Green barley whistles (Oat sprigs)

Green barley whistles (Oat sprigs)
Green barley whistles © Lydia Zarceño, Valladolid. 'Copyleft' Luis Á. Payno y Lydia Zarceño

Green barley whistles (Oat sprigs)

A cereal sprig is used to make this wind instrument which is widespread and known anywhere this type of plant, grown since ancient times, is found. 

A sprig of rye, barley or any other cereal which is thick and long enough is cut and knotted at one end, leaving the other one open, preferably not too dry. Using a sharp instrument and at the knotted end a section of fibre is separated down one side to make a strip which vibrates as the air passes by. With a hot wire or a penknife holes can be made for fingerstops.

Although this humble, seasonal and perishable instrument is considered a toy for children, the green barley shoot whistle was known from ancient to recent times in all the Iberian Peninsula and appears in classical literature, and even in prints of musical instruments like Bonani’s.

 It usually appears by the name “Zampoña” (which similar reed instruments with resonance pipes are also called).

Cervantes in Don Quixote mentions it in a proverb:  The barley is hard ready for zampoñas , this saying means that the moment or occasion for doing something has already passed.

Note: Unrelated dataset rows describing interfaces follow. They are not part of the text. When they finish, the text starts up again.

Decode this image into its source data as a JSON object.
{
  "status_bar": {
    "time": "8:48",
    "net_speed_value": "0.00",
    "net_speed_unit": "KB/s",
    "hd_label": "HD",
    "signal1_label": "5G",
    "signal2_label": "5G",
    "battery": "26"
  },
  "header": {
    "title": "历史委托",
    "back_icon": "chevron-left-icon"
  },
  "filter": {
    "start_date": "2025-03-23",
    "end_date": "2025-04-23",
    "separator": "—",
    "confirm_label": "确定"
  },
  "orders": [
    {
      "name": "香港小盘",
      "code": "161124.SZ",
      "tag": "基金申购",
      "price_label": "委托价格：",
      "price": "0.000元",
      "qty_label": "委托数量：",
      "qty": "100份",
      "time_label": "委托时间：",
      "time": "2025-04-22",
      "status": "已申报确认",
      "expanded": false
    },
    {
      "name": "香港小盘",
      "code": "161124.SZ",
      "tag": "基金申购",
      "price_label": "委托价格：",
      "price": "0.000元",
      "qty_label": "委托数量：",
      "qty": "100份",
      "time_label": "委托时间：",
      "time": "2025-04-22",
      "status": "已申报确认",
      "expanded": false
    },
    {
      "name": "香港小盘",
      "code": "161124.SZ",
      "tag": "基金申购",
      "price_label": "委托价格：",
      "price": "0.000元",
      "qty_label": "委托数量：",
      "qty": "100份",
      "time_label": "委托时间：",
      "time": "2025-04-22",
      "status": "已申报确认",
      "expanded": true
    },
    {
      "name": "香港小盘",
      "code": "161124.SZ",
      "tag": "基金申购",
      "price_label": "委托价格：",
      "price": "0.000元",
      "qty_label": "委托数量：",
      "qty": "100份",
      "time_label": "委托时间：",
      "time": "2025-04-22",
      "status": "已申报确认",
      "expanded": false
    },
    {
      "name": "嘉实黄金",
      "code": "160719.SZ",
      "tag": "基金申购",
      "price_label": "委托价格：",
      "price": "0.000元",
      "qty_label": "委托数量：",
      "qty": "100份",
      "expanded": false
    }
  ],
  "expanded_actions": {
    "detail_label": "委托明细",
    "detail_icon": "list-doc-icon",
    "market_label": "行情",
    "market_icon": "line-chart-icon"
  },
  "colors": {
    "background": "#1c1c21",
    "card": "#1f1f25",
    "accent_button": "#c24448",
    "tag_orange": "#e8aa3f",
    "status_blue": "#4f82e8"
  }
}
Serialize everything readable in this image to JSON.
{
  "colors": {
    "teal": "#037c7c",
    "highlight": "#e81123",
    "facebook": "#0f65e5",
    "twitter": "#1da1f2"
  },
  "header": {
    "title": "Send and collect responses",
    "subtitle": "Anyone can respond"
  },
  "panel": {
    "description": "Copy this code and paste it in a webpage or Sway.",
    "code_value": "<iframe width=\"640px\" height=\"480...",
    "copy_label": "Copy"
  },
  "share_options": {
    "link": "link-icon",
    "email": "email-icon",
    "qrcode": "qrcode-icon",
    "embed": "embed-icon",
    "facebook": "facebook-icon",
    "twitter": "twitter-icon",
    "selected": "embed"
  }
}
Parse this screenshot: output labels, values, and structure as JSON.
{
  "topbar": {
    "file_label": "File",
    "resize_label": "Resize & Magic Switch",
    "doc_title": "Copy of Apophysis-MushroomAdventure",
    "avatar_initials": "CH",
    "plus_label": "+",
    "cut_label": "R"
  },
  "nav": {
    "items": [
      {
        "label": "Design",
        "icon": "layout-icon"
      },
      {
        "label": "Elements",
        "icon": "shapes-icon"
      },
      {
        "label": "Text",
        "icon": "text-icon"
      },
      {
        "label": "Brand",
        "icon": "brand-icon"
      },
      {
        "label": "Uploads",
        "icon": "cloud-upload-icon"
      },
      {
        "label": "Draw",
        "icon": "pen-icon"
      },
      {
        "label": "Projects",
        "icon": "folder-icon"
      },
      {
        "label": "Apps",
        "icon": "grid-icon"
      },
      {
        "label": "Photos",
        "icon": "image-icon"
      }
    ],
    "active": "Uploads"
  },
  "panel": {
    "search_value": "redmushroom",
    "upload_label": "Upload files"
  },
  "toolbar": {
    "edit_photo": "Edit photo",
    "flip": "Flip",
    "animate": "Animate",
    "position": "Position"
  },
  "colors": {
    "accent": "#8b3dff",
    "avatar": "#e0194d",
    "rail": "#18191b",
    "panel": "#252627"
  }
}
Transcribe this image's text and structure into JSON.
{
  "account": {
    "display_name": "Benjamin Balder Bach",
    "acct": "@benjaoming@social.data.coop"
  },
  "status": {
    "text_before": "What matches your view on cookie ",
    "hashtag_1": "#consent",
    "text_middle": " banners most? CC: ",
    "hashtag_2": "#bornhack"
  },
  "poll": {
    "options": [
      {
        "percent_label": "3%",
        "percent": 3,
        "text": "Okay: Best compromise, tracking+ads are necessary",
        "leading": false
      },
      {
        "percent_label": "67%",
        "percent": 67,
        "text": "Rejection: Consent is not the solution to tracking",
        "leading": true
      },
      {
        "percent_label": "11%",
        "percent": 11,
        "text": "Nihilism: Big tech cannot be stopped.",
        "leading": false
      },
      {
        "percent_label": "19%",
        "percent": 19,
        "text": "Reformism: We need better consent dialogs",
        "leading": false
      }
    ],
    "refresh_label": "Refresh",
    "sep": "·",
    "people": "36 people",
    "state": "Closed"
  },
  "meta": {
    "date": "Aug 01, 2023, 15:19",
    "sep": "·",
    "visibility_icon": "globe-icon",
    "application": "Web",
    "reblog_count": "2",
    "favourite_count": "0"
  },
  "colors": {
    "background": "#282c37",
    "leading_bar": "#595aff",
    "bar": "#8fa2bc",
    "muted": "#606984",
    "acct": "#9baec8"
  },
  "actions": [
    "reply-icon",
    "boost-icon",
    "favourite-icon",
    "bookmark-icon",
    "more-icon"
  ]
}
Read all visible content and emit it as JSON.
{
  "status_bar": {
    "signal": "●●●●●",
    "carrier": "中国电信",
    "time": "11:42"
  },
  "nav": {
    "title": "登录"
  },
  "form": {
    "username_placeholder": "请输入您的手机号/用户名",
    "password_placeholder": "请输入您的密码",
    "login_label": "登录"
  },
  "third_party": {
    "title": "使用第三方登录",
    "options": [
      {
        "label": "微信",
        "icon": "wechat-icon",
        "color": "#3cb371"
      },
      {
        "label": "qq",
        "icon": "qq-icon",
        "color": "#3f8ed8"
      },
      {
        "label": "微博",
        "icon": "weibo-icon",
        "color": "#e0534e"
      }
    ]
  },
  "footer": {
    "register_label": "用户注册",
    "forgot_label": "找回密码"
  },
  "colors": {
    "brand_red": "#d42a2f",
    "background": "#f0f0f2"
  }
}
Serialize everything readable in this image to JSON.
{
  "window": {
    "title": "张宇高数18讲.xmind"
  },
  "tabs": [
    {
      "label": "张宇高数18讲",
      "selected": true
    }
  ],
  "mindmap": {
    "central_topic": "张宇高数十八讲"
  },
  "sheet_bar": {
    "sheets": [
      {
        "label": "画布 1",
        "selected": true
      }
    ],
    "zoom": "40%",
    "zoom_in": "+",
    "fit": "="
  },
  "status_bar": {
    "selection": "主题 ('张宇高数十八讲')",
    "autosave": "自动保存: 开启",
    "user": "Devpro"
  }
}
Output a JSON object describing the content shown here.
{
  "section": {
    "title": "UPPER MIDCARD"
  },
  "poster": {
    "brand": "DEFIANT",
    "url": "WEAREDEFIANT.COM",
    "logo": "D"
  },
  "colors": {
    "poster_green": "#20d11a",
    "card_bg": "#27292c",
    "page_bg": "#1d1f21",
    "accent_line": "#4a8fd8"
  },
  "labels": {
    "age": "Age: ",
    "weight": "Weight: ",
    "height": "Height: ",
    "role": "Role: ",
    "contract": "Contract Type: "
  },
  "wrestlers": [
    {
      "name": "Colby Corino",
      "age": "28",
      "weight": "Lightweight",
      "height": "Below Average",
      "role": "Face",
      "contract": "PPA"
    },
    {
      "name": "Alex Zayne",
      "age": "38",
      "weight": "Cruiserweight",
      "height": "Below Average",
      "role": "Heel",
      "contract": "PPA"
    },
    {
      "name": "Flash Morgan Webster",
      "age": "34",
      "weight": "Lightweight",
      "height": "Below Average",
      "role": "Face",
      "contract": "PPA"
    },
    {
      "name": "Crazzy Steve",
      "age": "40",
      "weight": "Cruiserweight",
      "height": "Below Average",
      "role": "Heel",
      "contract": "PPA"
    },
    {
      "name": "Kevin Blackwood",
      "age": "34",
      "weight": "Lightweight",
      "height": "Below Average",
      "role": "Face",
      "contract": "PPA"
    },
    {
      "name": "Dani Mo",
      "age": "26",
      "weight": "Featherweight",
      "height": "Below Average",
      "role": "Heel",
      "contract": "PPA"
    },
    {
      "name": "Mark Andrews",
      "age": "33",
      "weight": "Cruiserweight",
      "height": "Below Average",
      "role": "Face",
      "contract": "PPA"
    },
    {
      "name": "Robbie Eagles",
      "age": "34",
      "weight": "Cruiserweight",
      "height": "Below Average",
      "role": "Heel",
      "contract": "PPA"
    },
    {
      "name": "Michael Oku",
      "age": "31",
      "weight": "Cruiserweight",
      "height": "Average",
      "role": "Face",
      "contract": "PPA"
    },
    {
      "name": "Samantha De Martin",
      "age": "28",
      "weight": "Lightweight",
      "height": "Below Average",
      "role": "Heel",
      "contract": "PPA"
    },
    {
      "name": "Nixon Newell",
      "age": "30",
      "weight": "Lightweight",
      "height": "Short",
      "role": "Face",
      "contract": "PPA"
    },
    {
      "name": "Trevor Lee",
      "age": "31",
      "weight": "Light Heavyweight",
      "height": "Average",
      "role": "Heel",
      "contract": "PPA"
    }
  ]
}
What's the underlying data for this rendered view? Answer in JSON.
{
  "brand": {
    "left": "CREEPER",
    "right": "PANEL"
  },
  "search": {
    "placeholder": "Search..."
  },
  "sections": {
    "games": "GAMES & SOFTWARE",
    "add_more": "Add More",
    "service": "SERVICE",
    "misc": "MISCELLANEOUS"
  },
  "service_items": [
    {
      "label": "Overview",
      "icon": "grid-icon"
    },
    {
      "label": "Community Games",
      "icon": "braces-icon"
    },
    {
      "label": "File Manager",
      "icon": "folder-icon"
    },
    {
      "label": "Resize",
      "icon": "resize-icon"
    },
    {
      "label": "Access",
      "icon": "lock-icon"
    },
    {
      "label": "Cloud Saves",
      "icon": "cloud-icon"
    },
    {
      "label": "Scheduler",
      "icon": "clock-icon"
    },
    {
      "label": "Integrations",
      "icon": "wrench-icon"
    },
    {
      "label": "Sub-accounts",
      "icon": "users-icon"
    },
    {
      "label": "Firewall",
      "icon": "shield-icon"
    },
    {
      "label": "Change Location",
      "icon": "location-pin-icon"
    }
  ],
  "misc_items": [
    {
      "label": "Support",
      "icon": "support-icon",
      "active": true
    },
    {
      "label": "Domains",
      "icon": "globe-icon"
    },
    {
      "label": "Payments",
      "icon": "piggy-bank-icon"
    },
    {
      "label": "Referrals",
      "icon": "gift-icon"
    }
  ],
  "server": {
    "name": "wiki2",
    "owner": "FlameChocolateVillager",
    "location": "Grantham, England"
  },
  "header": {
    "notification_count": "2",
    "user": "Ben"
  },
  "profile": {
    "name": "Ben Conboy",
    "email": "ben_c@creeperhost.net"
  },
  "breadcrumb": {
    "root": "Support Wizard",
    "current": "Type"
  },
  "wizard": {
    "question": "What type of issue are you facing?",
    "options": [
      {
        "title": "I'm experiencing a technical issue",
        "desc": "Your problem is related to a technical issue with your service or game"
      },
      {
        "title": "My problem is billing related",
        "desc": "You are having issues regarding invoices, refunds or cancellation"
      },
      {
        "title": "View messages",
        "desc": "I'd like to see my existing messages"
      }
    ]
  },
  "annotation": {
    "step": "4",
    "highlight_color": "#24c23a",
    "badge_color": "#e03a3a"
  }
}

Sound of barely green barley whistles: click on black triangle